By Rebecca Ragain
For the Hollywood Star, January, 2010
A car salesman sits behind his desk at the Buick dealership, talking to a husband and wife about their transportation options, while a teenager peers through the showroom window, dreaming about the day he’ll have a car of his own. Behind him, cars, buildings and commercial signs are visible; business goes on as usual on Sandy Boulevard, circa 1949.
This scene is replicated, life-size, as a vignette in the Smithsonian Institution’s National Museum of American History. It’s one of nineteen settings that make up a 26,000-square-foot exhibition called America on the Move, which explores our country’s transportation culture from the 1870s through 2000. Trains, boats and ships, cars and motorcycles are all represented, as are different areas of the country, from Santa Cruz, California to Salisbury, North Carolina.
The Sandy Boulevard portion of the exhibit is 54 feet long. Half of the exhibit is a scaled-down replica of the Wallace Buick dealership, which is still in business today at 3434 N.E. Sandy Blvd. as Breslin and Wallace Buick Pontiac GMC.

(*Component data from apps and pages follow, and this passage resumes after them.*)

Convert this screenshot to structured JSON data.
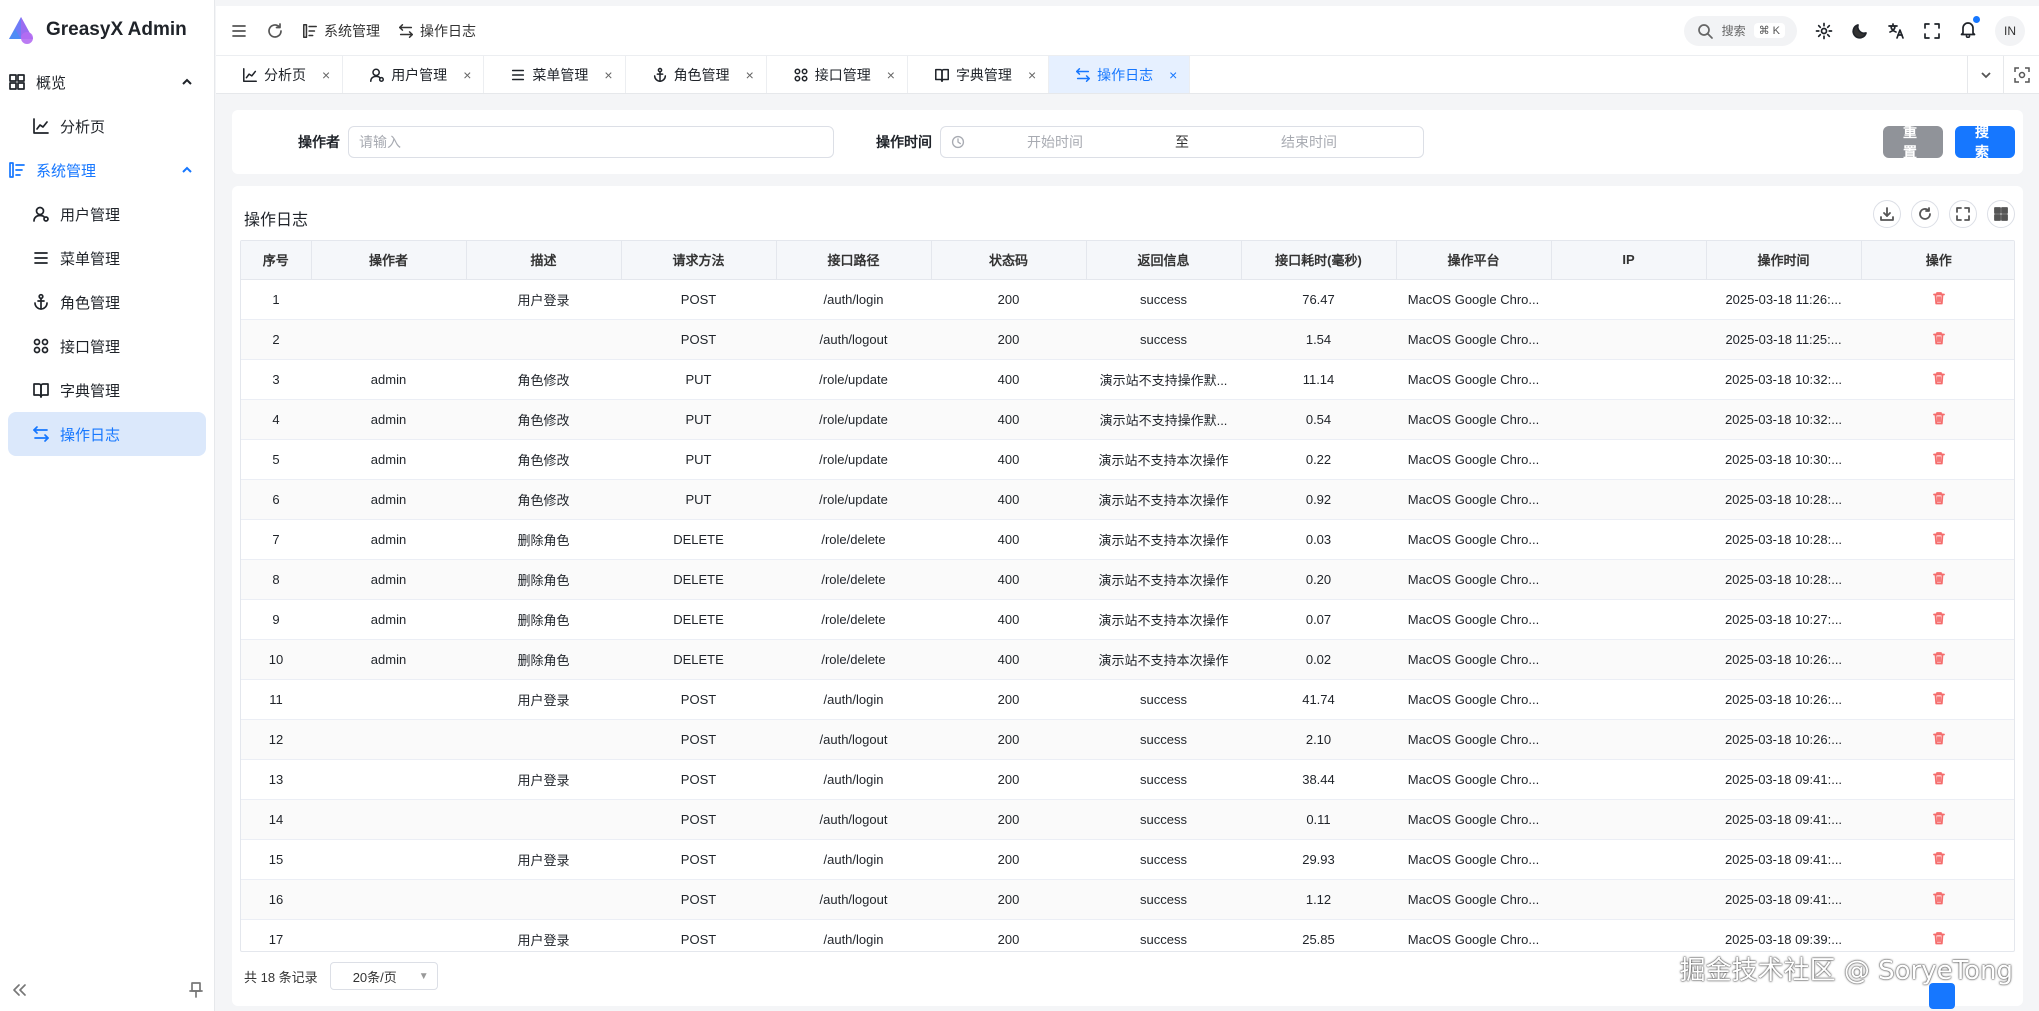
{
  "brand": {
    "name": "GreasyX Admin"
  },
  "sidebar": {
    "groups": [
      {
        "label": "概览",
        "icon": "dashboard-icon",
        "children": [
          {
            "label": "分析页",
            "icon": "chart-icon"
          }
        ]
      },
      {
        "label": "系统管理",
        "icon": "settings-list-icon",
        "children": [
          {
            "label": "用户管理",
            "icon": "user-icon"
          },
          {
            "label": "菜单管理",
            "icon": "menu-icon"
          },
          {
            "label": "角色管理",
            "icon": "anchor-icon"
          },
          {
            "label": "接口管理",
            "icon": "api-icon"
          },
          {
            "label": "字典管理",
            "icon": "book-icon"
          },
          {
            "label": "操作日志",
            "icon": "swap-icon"
          }
        ]
      }
    ]
  },
  "header": {
    "breadcrumb": [
      "系统管理",
      "操作日志"
    ],
    "search_label": "搜索",
    "search_shortcut": "⌘ K",
    "avatar_text": "IN"
  },
  "tabs": [
    {
      "label": "分析页",
      "icon": "chart-icon"
    },
    {
      "label": "用户管理",
      "icon": "user-icon"
    },
    {
      "label": "菜单管理",
      "icon": "menu-icon"
    },
    {
      "label": "角色管理",
      "icon": "anchor-icon"
    },
    {
      "label": "接口管理",
      "icon": "api-icon"
    },
    {
      "label": "字典管理",
      "icon": "book-icon"
    },
    {
      "label": "操作日志",
      "icon": "swap-icon",
      "active": true
    }
  ],
  "form": {
    "operator_label": "操作者",
    "operator_placeholder": "请输入",
    "time_label": "操作时间",
    "start_placeholder": "开始时间",
    "range_sep": "至",
    "end_placeholder": "结束时间",
    "reset_label": "重置",
    "search_label": "搜索"
  },
  "table": {
    "title": "操作日志",
    "columns": [
      "序号",
      "操作者",
      "描述",
      "请求方法",
      "接口路径",
      "状态码",
      "返回信息",
      "接口耗时(毫秒)",
      "操作平台",
      "IP",
      "操作时间",
      "操作"
    ],
    "rows": [
      [
        "1",
        "",
        "用户登录",
        "POST",
        "/auth/login",
        "200",
        "success",
        "76.47",
        "MacOS Google Chro...",
        "",
        "2025-03-18 11:26:..."
      ],
      [
        "2",
        "",
        "",
        "POST",
        "/auth/logout",
        "200",
        "success",
        "1.54",
        "MacOS Google Chro...",
        "",
        "2025-03-18 11:25:..."
      ],
      [
        "3",
        "admin",
        "角色修改",
        "PUT",
        "/role/update",
        "400",
        "演示站不支持操作默...",
        "11.14",
        "MacOS Google Chro...",
        "",
        "2025-03-18 10:32:..."
      ],
      [
        "4",
        "admin",
        "角色修改",
        "PUT",
        "/role/update",
        "400",
        "演示站不支持操作默...",
        "0.54",
        "MacOS Google Chro...",
        "",
        "2025-03-18 10:32:..."
      ],
      [
        "5",
        "admin",
        "角色修改",
        "PUT",
        "/role/update",
        "400",
        "演示站不支持本次操作",
        "0.22",
        "MacOS Google Chro...",
        "",
        "2025-03-18 10:30:..."
      ],
      [
        "6",
        "admin",
        "角色修改",
        "PUT",
        "/role/update",
        "400",
        "演示站不支持本次操作",
        "0.92",
        "MacOS Google Chro...",
        "",
        "2025-03-18 10:28:..."
      ],
      [
        "7",
        "admin",
        "删除角色",
        "DELETE",
        "/role/delete",
        "400",
        "演示站不支持本次操作",
        "0.03",
        "MacOS Google Chro...",
        "",
        "2025-03-18 10:28:..."
      ],
      [
        "8",
        "admin",
        "删除角色",
        "DELETE",
        "/role/delete",
        "400",
        "演示站不支持本次操作",
        "0.20",
        "MacOS Google Chro...",
        "",
        "2025-03-18 10:28:..."
      ],
      [
        "9",
        "admin",
        "删除角色",
        "DELETE",
        "/role/delete",
        "400",
        "演示站不支持本次操作",
        "0.07",
        "MacOS Google Chro...",
        "",
        "2025-03-18 10:27:..."
      ],
      [
        "10",
        "admin",
        "删除角色",
        "DELETE",
        "/role/delete",
        "400",
        "演示站不支持本次操作",
        "0.02",
        "MacOS Google Chro...",
        "",
        "2025-03-18 10:26:..."
      ],
      [
        "11",
        "",
        "用户登录",
        "POST",
        "/auth/login",
        "200",
        "success",
        "41.74",
        "MacOS Google Chro...",
        "",
        "2025-03-18 10:26:..."
      ],
      [
        "12",
        "",
        "",
        "POST",
        "/auth/logout",
        "200",
        "success",
        "2.10",
        "MacOS Google Chro...",
        "",
        "2025-03-18 10:26:..."
      ],
      [
        "13",
        "",
        "用户登录",
        "POST",
        "/auth/login",
        "200",
        "success",
        "38.44",
        "MacOS Google Chro...",
        "",
        "2025-03-18 09:41:..."
      ],
      [
        "14",
        "",
        "",
        "POST",
        "/auth/logout",
        "200",
        "success",
        "0.11",
        "MacOS Google Chro...",
        "",
        "2025-03-18 09:41:..."
      ],
      [
        "15",
        "",
        "用户登录",
        "POST",
        "/auth/login",
        "200",
        "success",
        "29.93",
        "MacOS Google Chro...",
        "",
        "2025-03-18 09:41:..."
      ],
      [
        "16",
        "",
        "",
        "POST",
        "/auth/logout",
        "200",
        "success",
        "1.12",
        "MacOS Google Chro...",
        "",
        "2025-03-18 09:41:..."
      ],
      [
        "17",
        "",
        "用户登录",
        "POST",
        "/auth/login",
        "200",
        "success",
        "25.85",
        "MacOS Google Chro...",
        "",
        "2025-03-18 09:39:..."
      ]
    ]
  },
  "pager": {
    "total_text": "共 18 条记录",
    "page_size": "20条/页"
  },
  "watermark": "掘金技术社区 @ SoryeTong",
  "colors": {
    "accent": "#1677ff",
    "danger": "#f56c6c",
    "reset": "#909399"
  }
}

Co-owner Joe Breslin explains how the company name expanded over the years: “The Wallaces started out in the Studebaker business in 1919. They were having a hard time outselling Franklin [a competing dealership], so in 1921 [Mr. Wallace] hired Franklin’s top-selling salesman away from them. That was my grandfather.”
Joe Breslin’s father, Jim Breslin, started working at the dealership when he was just 10 years old. During World War II, Joe’s grandfather bought a percentage of the dealership; in 1983, the Breslins purchased the last of the Wallaces’ share in the company. Five of Jim Breslin’s six children eventually went into the car business. Today, Breslin and Wallace Buick Pontiac is run by partners Joe Breslin, who started officially working at the company when he was 15, and his brother, Dennis Breslin.
To accurately replicate the dealership, a designer on the Museum’s team visited Breslin and Wallace Buick Pontiac multiple times, taking measurements and photographs to capture the look of the showroom. (In fact, the designer visited frequently enough that Breslin jokes that the East Coast resident must’ve just liked to vacation in Portland.)
The designer even recorded the details of the furniture in the office, which dates back to 1949, when Wallace Buick moved from its downtown location to Sandy Boulevard.
“Mr. Wallace liked to buy quality things, so they stood up over the test of time,” says Joe Breslin, referring to the dealership’s mid-century office chairs.
The designer’s visits were one part of a massive amount of research that went into creating the Sandy Boulevard exhibit. Associate curator of road transportation Roger White says that he worked on the Sandy exhibit, off and on, for one to two years.
He spent untold hours in the Library of Congress going through old Portland phone books, insurance maps, and references such as Harry Stein’s book, Portland: A Pictorial History, to glean the details of life along Sandy Boulevard
White says that the Museum team picked Sandy Boulevard for the exhibit because it’s an example of a typical automobile-oriented corridor of the period. The final display shows “a mix of things unique to Portland and things that were common in a lot of big cities in 1949,” he adds.
The backdrop of the exhibit, beyond the replica of the Wallace Buick showroom and the street where the teenager stands looking in, is a huge mural depicting Sandy Boulevard landmarks of the period: the Tik Tok and Jim Dandy drive-ins, the Joseph Lucas Music Mart.
White enjoyed learning more about Portland as he worked on the Sandy Boulevard exhibit. “It was a marvelous experience; and it will be there for a very long time,” he says.
As a permanent exhibition, America on the Move will be on display at the National Museum of American History for as long as the next 20 years. Portlanders traveling to Washington D.C. can visit the museum any day except Dec. 25; admission is free. An online version of the exhibition is available at http://americanhistory.si.edu/onthemove/exhibition.